Child protection social workers have to walk a very narrow line between protecting children in their families and protecting them from their families. Well documented scandals have involved the failures of social workers to intervene soon enough, if at all – and failures involving premature or draconian interventions which were subsequently found to be unwarranted. While doctors differ and patients die, there is a public expectation that social workers will protect all of the children all of the time.
It is now socially unacceptable to employ children as chimney sweeps – yet in 1908 it was a splendid solution for cleaning those crusty crevices where adults couldn’t reach.
But social workers do not make these decisions in splendid isolation. Particularly in cases of emotional, physical and sexual abuse, they are made in conjunction with a range of medical, paramedical and nursing professionals who all contribute their particular expertise. When I started in the late 1970s we were working under the old British Children Act 1908 which, even then, was hopelessly out of date. It is now socially unacceptable to employ children as chimney sweeps – yet in 1908 it was a splendid solution for cleaning those crusty crevices where adults couldn’t reach.
In its day the Children Act was hailed as the Children’s Charter because it amounted to a bill of rights for children. But over the years certain provisions became largely defunct, such as exposure to burning, cleansing of verminous children, or the taking of pawns from persons under the age of fourteen. Yet I managed to fall foul of the section disallowing children to be present in brothels. While on holiday in Canada my wife entrusted me with sole responsibility of our children for one night while she fulfilled a social engagement elsewhere. For dinner I brought them to the Hot and Spicy Emporium, mistaking a strip club for a Chinese restaurant.
From the mid-seventies to the early eighties non-accidental injury to children was a preoccupation for those of us working in child protection. We searched it out like hounds let loose, even though the prevalence was low. When I started, about 200 cases of non-accidental injury were reported nationally per year. Nowadays the Child and Family Agency receives around 5,000 referrals per month.

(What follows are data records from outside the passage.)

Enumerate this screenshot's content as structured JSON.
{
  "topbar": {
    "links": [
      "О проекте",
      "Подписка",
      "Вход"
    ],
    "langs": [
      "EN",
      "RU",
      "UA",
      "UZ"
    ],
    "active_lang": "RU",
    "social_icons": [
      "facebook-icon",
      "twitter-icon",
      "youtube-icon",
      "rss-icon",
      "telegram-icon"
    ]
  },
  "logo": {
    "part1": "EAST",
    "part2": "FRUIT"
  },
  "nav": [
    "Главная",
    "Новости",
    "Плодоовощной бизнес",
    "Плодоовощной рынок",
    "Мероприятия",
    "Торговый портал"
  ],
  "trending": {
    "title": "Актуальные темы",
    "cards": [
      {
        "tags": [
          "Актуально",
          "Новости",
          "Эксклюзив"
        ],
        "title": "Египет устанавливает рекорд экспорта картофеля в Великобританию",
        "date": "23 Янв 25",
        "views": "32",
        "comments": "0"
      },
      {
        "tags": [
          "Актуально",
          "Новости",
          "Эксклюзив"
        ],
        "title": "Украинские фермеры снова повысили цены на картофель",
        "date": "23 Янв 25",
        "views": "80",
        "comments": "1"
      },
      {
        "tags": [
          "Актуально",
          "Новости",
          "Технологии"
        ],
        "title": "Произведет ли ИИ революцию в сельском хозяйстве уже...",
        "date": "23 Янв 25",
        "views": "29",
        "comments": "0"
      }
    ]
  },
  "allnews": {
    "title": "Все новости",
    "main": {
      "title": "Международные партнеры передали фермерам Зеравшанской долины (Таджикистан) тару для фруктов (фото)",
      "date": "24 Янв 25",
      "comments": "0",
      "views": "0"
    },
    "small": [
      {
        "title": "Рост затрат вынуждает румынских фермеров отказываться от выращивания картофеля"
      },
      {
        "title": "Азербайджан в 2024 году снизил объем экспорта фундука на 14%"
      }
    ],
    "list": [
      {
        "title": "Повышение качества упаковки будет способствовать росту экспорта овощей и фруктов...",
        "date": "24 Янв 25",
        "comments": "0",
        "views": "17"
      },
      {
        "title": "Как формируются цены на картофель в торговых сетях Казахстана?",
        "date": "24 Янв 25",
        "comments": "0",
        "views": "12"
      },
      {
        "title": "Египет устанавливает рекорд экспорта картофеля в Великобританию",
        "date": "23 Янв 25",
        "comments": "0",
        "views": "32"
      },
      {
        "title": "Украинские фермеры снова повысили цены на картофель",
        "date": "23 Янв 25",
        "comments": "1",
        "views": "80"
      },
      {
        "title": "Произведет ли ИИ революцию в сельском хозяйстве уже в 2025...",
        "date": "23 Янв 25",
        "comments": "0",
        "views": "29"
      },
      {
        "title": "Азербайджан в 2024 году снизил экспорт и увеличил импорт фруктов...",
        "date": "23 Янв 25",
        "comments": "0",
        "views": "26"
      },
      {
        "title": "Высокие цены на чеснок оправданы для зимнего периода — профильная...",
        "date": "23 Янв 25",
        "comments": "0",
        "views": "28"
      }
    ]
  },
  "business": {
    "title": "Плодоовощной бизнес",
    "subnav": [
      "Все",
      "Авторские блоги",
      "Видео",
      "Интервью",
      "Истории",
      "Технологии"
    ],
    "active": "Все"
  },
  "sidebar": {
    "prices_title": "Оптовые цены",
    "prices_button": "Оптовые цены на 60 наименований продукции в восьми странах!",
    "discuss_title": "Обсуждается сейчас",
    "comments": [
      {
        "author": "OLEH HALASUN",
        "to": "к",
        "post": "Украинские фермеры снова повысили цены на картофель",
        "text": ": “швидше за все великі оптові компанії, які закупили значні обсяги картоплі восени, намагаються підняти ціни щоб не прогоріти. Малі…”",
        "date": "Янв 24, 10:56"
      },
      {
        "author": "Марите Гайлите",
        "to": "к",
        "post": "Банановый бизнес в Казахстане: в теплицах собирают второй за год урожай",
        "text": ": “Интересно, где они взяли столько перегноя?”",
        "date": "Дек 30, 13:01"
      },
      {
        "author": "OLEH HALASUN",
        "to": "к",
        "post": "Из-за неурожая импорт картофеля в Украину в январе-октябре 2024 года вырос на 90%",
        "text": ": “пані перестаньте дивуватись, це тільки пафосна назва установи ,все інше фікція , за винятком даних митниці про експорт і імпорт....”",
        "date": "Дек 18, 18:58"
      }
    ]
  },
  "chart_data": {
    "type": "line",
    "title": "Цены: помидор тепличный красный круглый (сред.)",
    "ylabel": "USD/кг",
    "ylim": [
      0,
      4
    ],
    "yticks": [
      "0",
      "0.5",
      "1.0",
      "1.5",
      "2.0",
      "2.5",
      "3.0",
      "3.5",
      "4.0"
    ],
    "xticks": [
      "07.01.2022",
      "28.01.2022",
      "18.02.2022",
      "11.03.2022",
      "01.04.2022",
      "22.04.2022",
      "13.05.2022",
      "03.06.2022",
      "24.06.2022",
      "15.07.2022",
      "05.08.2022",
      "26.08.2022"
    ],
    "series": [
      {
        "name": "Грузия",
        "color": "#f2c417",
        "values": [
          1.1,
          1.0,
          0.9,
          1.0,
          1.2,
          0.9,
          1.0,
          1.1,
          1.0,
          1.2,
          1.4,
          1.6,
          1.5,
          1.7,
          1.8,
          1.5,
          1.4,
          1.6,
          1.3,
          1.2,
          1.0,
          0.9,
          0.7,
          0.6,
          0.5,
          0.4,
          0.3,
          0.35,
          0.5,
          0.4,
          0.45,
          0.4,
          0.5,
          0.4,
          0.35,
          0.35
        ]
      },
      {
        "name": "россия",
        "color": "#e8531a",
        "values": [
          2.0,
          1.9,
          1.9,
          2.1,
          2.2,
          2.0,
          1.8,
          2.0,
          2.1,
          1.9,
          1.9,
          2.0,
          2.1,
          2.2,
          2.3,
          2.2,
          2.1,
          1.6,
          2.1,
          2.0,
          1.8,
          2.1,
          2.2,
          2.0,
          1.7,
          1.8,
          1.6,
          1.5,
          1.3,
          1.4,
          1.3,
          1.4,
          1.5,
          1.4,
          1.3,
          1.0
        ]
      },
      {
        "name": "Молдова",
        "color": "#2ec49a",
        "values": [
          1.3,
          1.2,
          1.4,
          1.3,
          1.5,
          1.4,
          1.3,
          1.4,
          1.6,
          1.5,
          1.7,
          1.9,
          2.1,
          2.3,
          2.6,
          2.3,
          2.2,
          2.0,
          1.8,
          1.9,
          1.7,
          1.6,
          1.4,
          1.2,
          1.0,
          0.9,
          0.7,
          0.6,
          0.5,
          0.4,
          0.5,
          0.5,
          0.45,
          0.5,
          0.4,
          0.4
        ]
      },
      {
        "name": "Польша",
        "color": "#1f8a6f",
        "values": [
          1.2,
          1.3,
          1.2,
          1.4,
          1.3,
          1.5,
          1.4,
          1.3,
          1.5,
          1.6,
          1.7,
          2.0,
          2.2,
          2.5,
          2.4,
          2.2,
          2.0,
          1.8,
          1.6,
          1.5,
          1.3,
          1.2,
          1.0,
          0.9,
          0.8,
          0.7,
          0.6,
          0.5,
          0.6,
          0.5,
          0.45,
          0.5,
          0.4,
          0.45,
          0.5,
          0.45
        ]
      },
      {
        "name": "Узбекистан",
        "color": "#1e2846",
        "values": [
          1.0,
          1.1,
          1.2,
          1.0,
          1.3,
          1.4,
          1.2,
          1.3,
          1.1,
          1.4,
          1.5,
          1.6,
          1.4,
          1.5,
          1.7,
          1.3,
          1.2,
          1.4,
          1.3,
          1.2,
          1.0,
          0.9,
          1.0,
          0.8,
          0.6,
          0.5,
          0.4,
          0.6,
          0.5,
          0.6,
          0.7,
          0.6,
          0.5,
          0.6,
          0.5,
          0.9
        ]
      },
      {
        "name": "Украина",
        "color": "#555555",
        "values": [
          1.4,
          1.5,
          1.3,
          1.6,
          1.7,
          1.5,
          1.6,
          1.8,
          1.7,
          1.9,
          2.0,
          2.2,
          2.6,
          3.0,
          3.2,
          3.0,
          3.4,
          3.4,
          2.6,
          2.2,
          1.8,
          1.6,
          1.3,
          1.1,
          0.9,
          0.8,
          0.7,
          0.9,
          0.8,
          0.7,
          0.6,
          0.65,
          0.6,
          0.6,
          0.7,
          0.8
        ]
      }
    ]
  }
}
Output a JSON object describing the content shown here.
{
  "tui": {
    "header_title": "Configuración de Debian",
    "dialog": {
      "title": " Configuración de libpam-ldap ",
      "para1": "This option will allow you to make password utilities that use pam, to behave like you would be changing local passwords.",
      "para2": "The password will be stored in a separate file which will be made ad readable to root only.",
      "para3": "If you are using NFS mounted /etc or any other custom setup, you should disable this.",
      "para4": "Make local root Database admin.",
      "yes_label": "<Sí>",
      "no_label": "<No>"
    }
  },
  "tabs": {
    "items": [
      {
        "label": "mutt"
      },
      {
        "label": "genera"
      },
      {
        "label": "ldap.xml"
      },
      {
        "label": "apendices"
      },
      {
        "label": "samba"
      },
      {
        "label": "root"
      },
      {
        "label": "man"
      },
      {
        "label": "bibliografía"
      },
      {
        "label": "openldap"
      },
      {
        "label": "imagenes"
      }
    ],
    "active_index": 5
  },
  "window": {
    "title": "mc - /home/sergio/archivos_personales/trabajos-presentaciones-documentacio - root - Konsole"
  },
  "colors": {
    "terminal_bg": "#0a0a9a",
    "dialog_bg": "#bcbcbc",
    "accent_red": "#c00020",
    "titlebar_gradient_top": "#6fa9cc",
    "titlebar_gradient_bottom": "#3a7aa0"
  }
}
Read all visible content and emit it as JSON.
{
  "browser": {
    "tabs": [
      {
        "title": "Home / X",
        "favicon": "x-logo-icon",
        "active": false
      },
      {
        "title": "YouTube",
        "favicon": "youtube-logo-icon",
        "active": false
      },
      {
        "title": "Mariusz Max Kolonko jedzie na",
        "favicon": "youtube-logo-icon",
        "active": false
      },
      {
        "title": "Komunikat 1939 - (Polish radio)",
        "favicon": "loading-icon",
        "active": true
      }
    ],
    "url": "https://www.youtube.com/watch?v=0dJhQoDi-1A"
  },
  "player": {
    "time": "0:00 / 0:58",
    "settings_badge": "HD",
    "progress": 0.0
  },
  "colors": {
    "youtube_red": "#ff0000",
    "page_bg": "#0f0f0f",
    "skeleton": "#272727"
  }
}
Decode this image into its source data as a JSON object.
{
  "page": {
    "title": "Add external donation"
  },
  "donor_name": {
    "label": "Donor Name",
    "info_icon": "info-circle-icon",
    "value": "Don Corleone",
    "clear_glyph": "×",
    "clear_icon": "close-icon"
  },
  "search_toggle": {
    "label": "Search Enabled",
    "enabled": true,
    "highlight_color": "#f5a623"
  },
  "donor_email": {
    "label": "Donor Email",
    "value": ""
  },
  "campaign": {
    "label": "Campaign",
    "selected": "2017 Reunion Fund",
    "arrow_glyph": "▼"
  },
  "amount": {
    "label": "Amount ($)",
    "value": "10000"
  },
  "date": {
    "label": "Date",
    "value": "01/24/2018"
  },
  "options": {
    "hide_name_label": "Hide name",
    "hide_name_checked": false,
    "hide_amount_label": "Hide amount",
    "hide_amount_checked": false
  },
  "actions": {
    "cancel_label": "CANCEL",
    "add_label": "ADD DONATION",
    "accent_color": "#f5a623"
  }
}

The first guidance, provided by the Department of Health, was the Memorandum on Non-Accidental Injury (NAI) to Children in 1977. It was medically focused with an emphasis on clinical identification. Responsibility was given to health boards to co-ordinate notifications of NAI and, within health boards the responsibility fell to the Director of Community Care, who had to be a medical doctor. The rest of us were told in the guidance that where our suspicions were aroused we should get the child to a doctor for examination as soon as possible. Because doctor knows best.
It was into the 1980s before there was any appreciation, or even awareness, of child sexual abuse. I managed to sail through my training, and the first few years as a child protection social worker, before the subject was even whispered. My introduction came when I was preparing two sisters to return home after several years in care. The case was new to me but nowhere in the file, or any of the preparatory meetings, was there even a hint of sexual abuse. Eventually a more experienced colleague leaned over to me and said in a hushed voice: “Just so you know, there was a bit of incest in that family at one stage.”
Today, the uncharted territory I set out upon long ago is mapped out by a plethora of policy and procedure, patrolled by regulators and monitored by the media. Child protection services are being shoehorned into measurable concepts such as inputs, outputs and key performance indicators. Instead of focusing on the quality of practice there is an obsession with administrative accountability – which is the manifestation of widget counting. Recently I came across a cartoon by Fran, the business cartoonist. It depicts a huddle of stressed-out managers, at a flip chart. On the chart there are references to strategic targets, management, monitoring, budget reconciliation and refocusing. Then one manager turns to the others and says:” What do you think about forgetting the whole thing and just going back to trying to help people a bit?”.
Paul Harrison is an Independent Children’s Services and Social Work Advisor, a former Director of Policy & Strategy with Tusla and author of Hanged If You Do – Reflections from a career in child protection.